• _Brief_
The entries must be repeated verbatim, and their images left out.

▬▬▬

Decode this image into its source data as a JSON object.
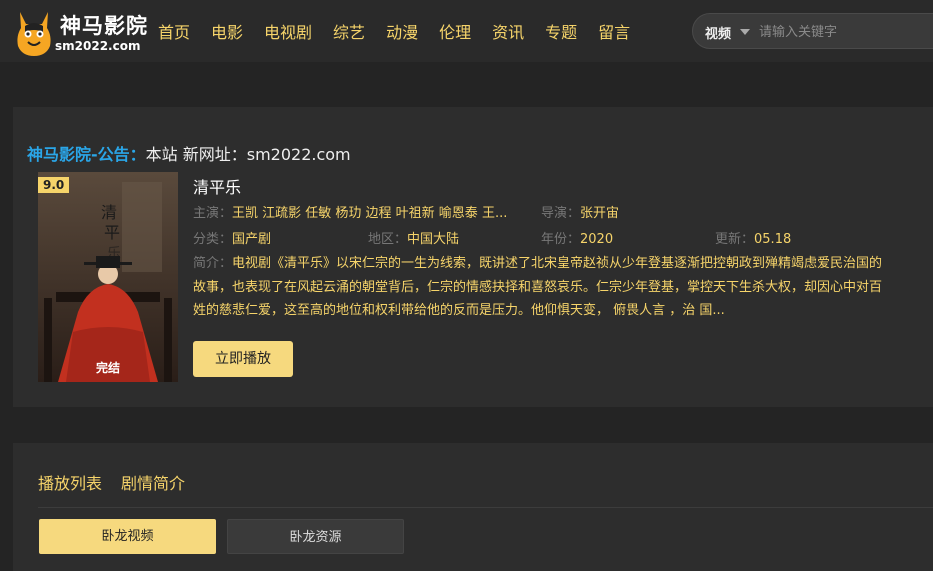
{
  "site": {
    "name": "神马影院",
    "domain": "sm2022.com"
  },
  "nav": [
    {
      "label": "首页"
    },
    {
      "label": "电影"
    },
    {
      "label": "电视剧"
    },
    {
      "label": "综艺"
    },
    {
      "label": "动漫"
    },
    {
      "label": "伦理"
    },
    {
      "label": "资讯"
    },
    {
      "label": "专题"
    },
    {
      "label": "留言"
    }
  ],
  "search": {
    "type": "视频",
    "placeholder": "请输入关键字"
  },
  "notice": {
    "label": "神马影院-公告：",
    "text": "本站 新网址：sm2022.com"
  },
  "movie": {
    "score": "9.0",
    "status": "完结",
    "title": "清平乐",
    "cast_label": "主演：",
    "cast": "王凯 江疏影 任敏 杨玏 边程 叶祖新 喻恩泰 王...",
    "director_label": "导演：",
    "director": "张开宙",
    "genre_label": "分类：",
    "genre": "国产剧",
    "region_label": "地区：",
    "region": "中国大陆",
    "year_label": "年份：",
    "year": "2020",
    "update_label": "更新：",
    "update": "05.18",
    "synopsis_label": "简介：",
    "synopsis": "电视剧《清平乐》以宋仁宗的一生为线索，既讲述了北宋皇帝赵祯从少年登基逐渐把控朝政到殚精竭虑爱民治国的故事，也表现了在风起云涌的朝堂背后，仁宗的情感抉择和喜怒哀乐。仁宗少年登基，掌控天下生杀大权，却因心中对百姓的慈悲仁爱，这至高的地位和权利带给他的反而是压力。他仰惧天变， 俯畏人言 ，治 国...",
    "play_label": "立即播放"
  },
  "playlist": {
    "tabs": [
      {
        "label": "播放列表"
      },
      {
        "label": "剧情简介"
      }
    ],
    "sources": [
      {
        "label": "卧龙视频"
      },
      {
        "label": "卧龙资源"
      }
    ]
  },
  "colors": {
    "accent": "#f6d46a",
    "notice": "#2aa6e8",
    "background": "#242424",
    "panel": "#2d2d2d"
  }
}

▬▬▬

• _Result of this task_
Decode this image into its source data as a JSON object.
{
  "site": {
    "name": "神马影院",
    "domain": "sm2022.com"
  },
  "nav": [
    {
      "label": "首页"
    },
    {
      "label": "电影"
    },
    {
      "label": "电视剧"
    },
    {
      "label": "综艺"
    },
    {
      "label": "动漫"
    },
    {
      "label": "伦理"
    },
    {
      "label": "资讯"
    },
    {
      "label": "专题"
    },
    {
      "label": "留言"
    }
  ],
  "search": {
    "type": "视频",
    "placeholder": "请输入关键字"
  },
  "notice": {
    "label": "神马影院-公告：",
    "text": "本站 新网址：sm2022.com"
  },
  "movie": {
    "score": "9.0",
    "status": "完结",
    "title": "清平乐",
    "cast_label": "主演：",
    "cast": "王凯 江疏影 任敏 杨玏 边程 叶祖新 喻恩泰 王...",
    "director_label": "导演：",
    "director": "张开宙",
    "genre_label": "分类：",
    "genre": "国产剧",
    "region_label": "地区：",
    "region": "中国大陆",
    "year_label": "年份：",
    "year": "2020",
    "update_label": "更新：",
    "update": "05.18",
    "synopsis_label": "简介：",
    "synopsis": "电视剧《清平乐》以宋仁宗的一生为线索，既讲述了北宋皇帝赵祯从少年登基逐渐把控朝政到殚精竭虑爱民治国的故事，也表现了在风起云涌的朝堂背后，仁宗的情感抉择和喜怒哀乐。仁宗少年登基，掌控天下生杀大权，却因心中对百姓的慈悲仁爱，这至高的地位和权利带给他的反而是压力。他仰惧天变， 俯畏人言 ，治 国...",
    "play_label": "立即播放"
  },
  "playlist": {
    "tabs": [
      {
        "label": "播放列表"
      },
      {
        "label": "剧情简介"
      }
    ],
    "sources": [
      {
        "label": "卧龙视频"
      },
      {
        "label": "卧龙资源"
      }
    ]
  },
  "colors": {
    "accent": "#f6d46a",
    "notice": "#2aa6e8",
    "background": "#242424",
    "panel": "#2d2d2d"
  }
}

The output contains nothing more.